For that reason, we often present Best Festival Ever with a scientist who works with complex systems. We play the game, and then follow it with a Q&A with the scientist where they unpack and discuss some of the concepts within the experience.
These conversations highlight the fact that everyone understands systems. We all get how feedback loops or tipping points operate – it’s familiar to us from our everyday lives. What we do in Best Festival Ever is not to teach people things they didn’t know, but to give them a shared language for things they already understand. That shared language is one of the biggest gifts that systems science has to offer.
One crucial feature of the game is that it is entirely lo-fi, or even no-fi. There is no digital technology involved. The game illustrates complex systems dynamics using tactile objects such as wooden blocks, table tennis balls and toy trucks, designed by Gary Campbell.
During the development of Best Festival Ever, we were presenting a test show with a guest audience, reading the script off our Kindles and iPads. We realised the audience were paying great attention to the tablets in our hands, and that they assumed that all the systems in the show were being calculated in these machines. They therefore assumed that the science in the show was too complex for them to understand – that things like feedback loops were the province of computer technology.
When we got rid of the tablets and presented the show using paper and clipboards, the experience was very different. Suddenly people could see that feedback loops and tipping points can emerge from simple agents interacting through simple rules. Lo-fi – or in this case, no-fi – completely changed how people engaged with the work.
With that in mind, I’ve been drawn to representing complex systems through tactile objects wherever possible. Representing a system through a hands-on game is a powerful way to connect with people.
If games are systems, then one of the most effective ways to learn about systems is to learn how to make games.
“If you want to learn about systems, don’t play games – make games.”
– Paolo Pedercini
To make a game based on a system, you need to map that system. You need to create a systems model which captures connections and dynamics. How are the different parts of the system connected? What is the shape of their relationship?
You need to consider the system from the perspective of various stakeholders – what do different groups need from the system, and how do they go about getting it? Then and only then can you build a working game.
One of the most satisfying parts of my job is to run game design workshops to introduce people to this practice.

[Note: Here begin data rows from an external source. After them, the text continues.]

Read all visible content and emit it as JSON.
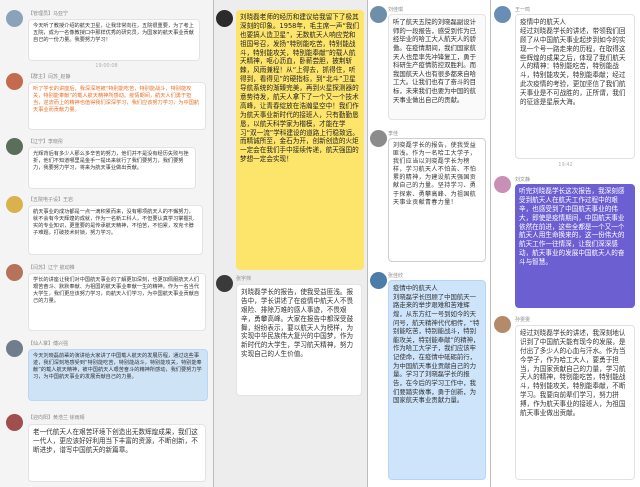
{
  "panel1": {
    "messages": [
      {
        "name": "【管理员】马亚宁",
        "text": "今天听了教授介绍的航天卫星，让我非常向往，五院很重要，为了考上五院，成为一名像教授口中那样优秀的研究员，为国家的航天事业贡献自己的一份力量。我要努力学习！",
        "style": "normal"
      },
      {
        "name": "【群主】闫苏_赵静",
        "text": "听了学长的讲座后，我深深地被“特别能吃苦，特别能战斗，特别能攻关，特别能奉献”的载人航天精神所感动。疫情期间，航天人们勇于担当，逆流而上的精神也值得我们深深学习，我们应该努力学习，为中国航天事业而贡献力量。",
        "style": "orange"
      },
      {
        "name": "【辽宁】李晓彤",
        "text": "光辉背后有多少人那么多辛苦的努力，他们并不是没有经历失败与挫折，他们不知道哪里是金手一提出来就行了我们要努力，我们要努力，我要努力学习，将来为航天事业做出贡献。",
        "style": "normal"
      },
      {
        "name": "【五院电子设】王岩",
        "text": "航天事业的成功都是一点一滴积累而来，没有哪项航天人的不懈努力，就不会有今天辉煌的成就，作为一名新工科人，不但要认真学习掌握扎实的专业知识，更重要的是传承航天精神，不怕苦，不怕累，攻克卡脖子难题，打破技术封锁，努力学习。",
        "style": "normal"
      },
      {
        "name": "【闫苏】辽宁 航动推",
        "text": "学长的讲座让我们对中国航天事业的了解更加深刻，也更加佩服航天人们艰苦奋斗、默默奉献、为祖国的航天事业奉献一生的精神。作为一名当代大学生，我们更应该努力学习，向航天人们学习，为中国航天事业贡献自己的力量。",
        "style": "normal"
      },
      {
        "name": "【仙人掌】傅兴强",
        "text": "今天刘晓磊前辈的演讲给大家讲了中国载人航天的发展历程，通过这些事迹，我们深刻地感受到“特别能吃苦，特别能战斗，特别能攻关，特别能奉献”的载人航天精神，被中国航天人艰苦奋斗的精神所感动，我们要努力学习，为中国航天事业的发展贡献自己的力量。",
        "style": "blue"
      },
      {
        "name": "【迎向阳】黄浩兰 徐雨晴",
        "text": "老一代航天人在艰苦环境下创造出无数辉煌成果，我们这一代人，更应该好好利用当下丰富的资源，不断创新，不断进步，谱写中国航天的新篇章。",
        "style": "normal"
      }
    ],
    "timestamps": [
      "19:00:08"
    ]
  },
  "panel2": {
    "messages": [
      {
        "name": "",
        "text": "刘晓磊老师的经历和建议给我留下了极其深刻的印象。1958年，毛主席一声“我们也要搞人造卫星”，无数航天人响应党和祖国号召，发扬“特别能吃苦，特别能战斗，特别能攻关，特别能奉献”的载人航天精神，呕心沥血，卧薪尝胆，披荆斩棘，风雨兼程！从“上得去，抓得住，听得到，看得见”的硬指标，到“北斗”卫星导航系统的渐臻完美，再到火星探测器的意势待发，航天人拿下了一个又一个技术高峰，让青春绽放在浩瀚星空中！我们作为航天事业新时代的接班人，只有勤勤恳恳，以航天科学家为楷模，才能在学习“双一流”学科建设的道路上行稳致远。而精诚所至，金石为开，创新创造的火炬一定会在我们手中接续传递，航天强国的梦想一定会实现！",
        "style": "yellow"
      },
      {
        "name": "张宇帅",
        "text": "刘晓磊学长的报告，使我受益匪浅。报告中，学长讲述了在疫情中航天人不畏艰险、排除万难的感人事迹，不畏艰辛，勇攀高峰。大家在报告中都深受鼓舞，纷纷表示，要以航天人为榜样，为实现中华民族伟大复兴的中国梦，作为新时代的大学生，学习航天精神，努力实现自己的人生价值。",
        "style": "white"
      }
    ]
  },
  "panel3": {
    "messages": [
      {
        "name": "刘佳琪",
        "text": "听了航天五院的刘晓磊副设计师的一段报告，感受到作为已经毕业的哈工大人航天人的骄傲。在疫情期间，我们国家航天人也是率先冲锋复工，勇于科研生产疫情防控双胜利。而我国航天人也有很多都来自哈工大。让我们也有了奋斗的目标，未来我们也要为中国的航天事业做出自己的贡献。",
        "style": "white"
      },
      {
        "name": "李佳",
        "text": "刘晓磊学长的报告，使我受益匪浅。作为一名哈工大学子，我们应当以刘晓磊学长为榜样，学习航天人不怕苦、不怕累的精神，为建设航天强国贡献自己的力量。坚持学习、勇于探索、勇攀高峰、为祖国航天事业贡献青春力量！",
        "style": "hand"
      },
      {
        "name": "张佳欣",
        "text": "疫情中的航天人\n刘晓磊学长回顾了中国航天一路走来的举步艰难和苦难辉煌，从东方红一号到如今的天问号，航天精神代代相传，“特别能吃苦，特别能战斗，特别能攻关，特别能奉献”的精神，作为哈工大学子，我们应该牢记使命，在疫情中砥砺前行，为中国航天事业贡献自己的力量。学习了刘晓磊学长的报告，在今后的学习工作中，我们要踏实做事，勇于创新，为国家航天事业贡献力量。",
        "style": "blue"
      }
    ],
    "timestamps": [
      "19:42"
    ]
  },
  "panel4": {
    "messages": [
      {
        "name": "王一鸣",
        "text": "疫情中的航天人\n经过刘晓磊学长的讲述，带领我们回顾了从中国航天事业起步到如今的实现一个号一路走来的历程，在取得这些辉煌的成果之后，体现了我们航天人的精神：特别能吃苦，特别能战斗，特别能攻关，特别能奉献；经过此次疫情的考验，更加坚信了我们航天事业是不可战胜的，正所谓，我们的征途是星辰大海。",
        "style": "white"
      },
      {
        "name": "刘文静",
        "text": "听完刘晓磊学长这次报告，我深刻感受到航天人在航天工作过程中的艰辛，也感受到了中国航天事业的伟大，即使是疫情期间，中国航天事业依然在前进，这些全都是一个又一个航天人用生命换来的，这一份伟大的航天工作一往情深，让我们深深感动，航天事业的发展中国航天人的奋斗与智慧。",
        "style": "purple"
      },
      {
        "name": "孙雯雯",
        "text": "经过刘晓磊学长的讲述，我深刻地认识到了中国航天能有现今的发展，是付出了多少人的心血与汗水。作为当今学子，作为哈工大人，要勇于担当，为国家贡献自己的力量，学习航天人的精神，特别能吃苦，特别能战斗，特别能攻关，特别能奉献，不断学习。我要向前辈们学习，努力拼搏，作为航天事业的接班人，为祖国航天事业做出贡献。",
        "style": "white"
      }
    ],
    "timestamps": [
      "19:42"
    ]
  }
}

We start with some of the core principles of game design, and some simple exercises, then gradually work towards helping them make a quick and dirty prototype of a game based on their own system – whether a business, a community or an ecology.
Reimagining your system as a game can be a circuit-breaker to help you reflect on how it functions. It’s a useful way to thinking through where change might be needed, and what interventions are possible.
It’s also a fundamentally playful way to engage with our cultures, environments and institutions. That mindset of play and experimentation is a profoundly useful tool for us in reimagining our world for drastically changing times.
Real world play
So for people grappling with the challenge of managing complexity and engaging with systems (which is probably most of us), games such as Best Festival Ever can be a useful training device. Games can act as a kind of flight simulator for decision-making – letting us try (and fail) without consequences, before we have to make high-stakes choices in the real world.
The fictional music festival of Best Festival Ever is a place to try ideas, to debate and test strategies, to learn to work with colleagues or strangers, and to get to grips with the science of complexity. And also, if possible, to keep Chris Martin from Coldplay from getting crushed in a moshpit riot.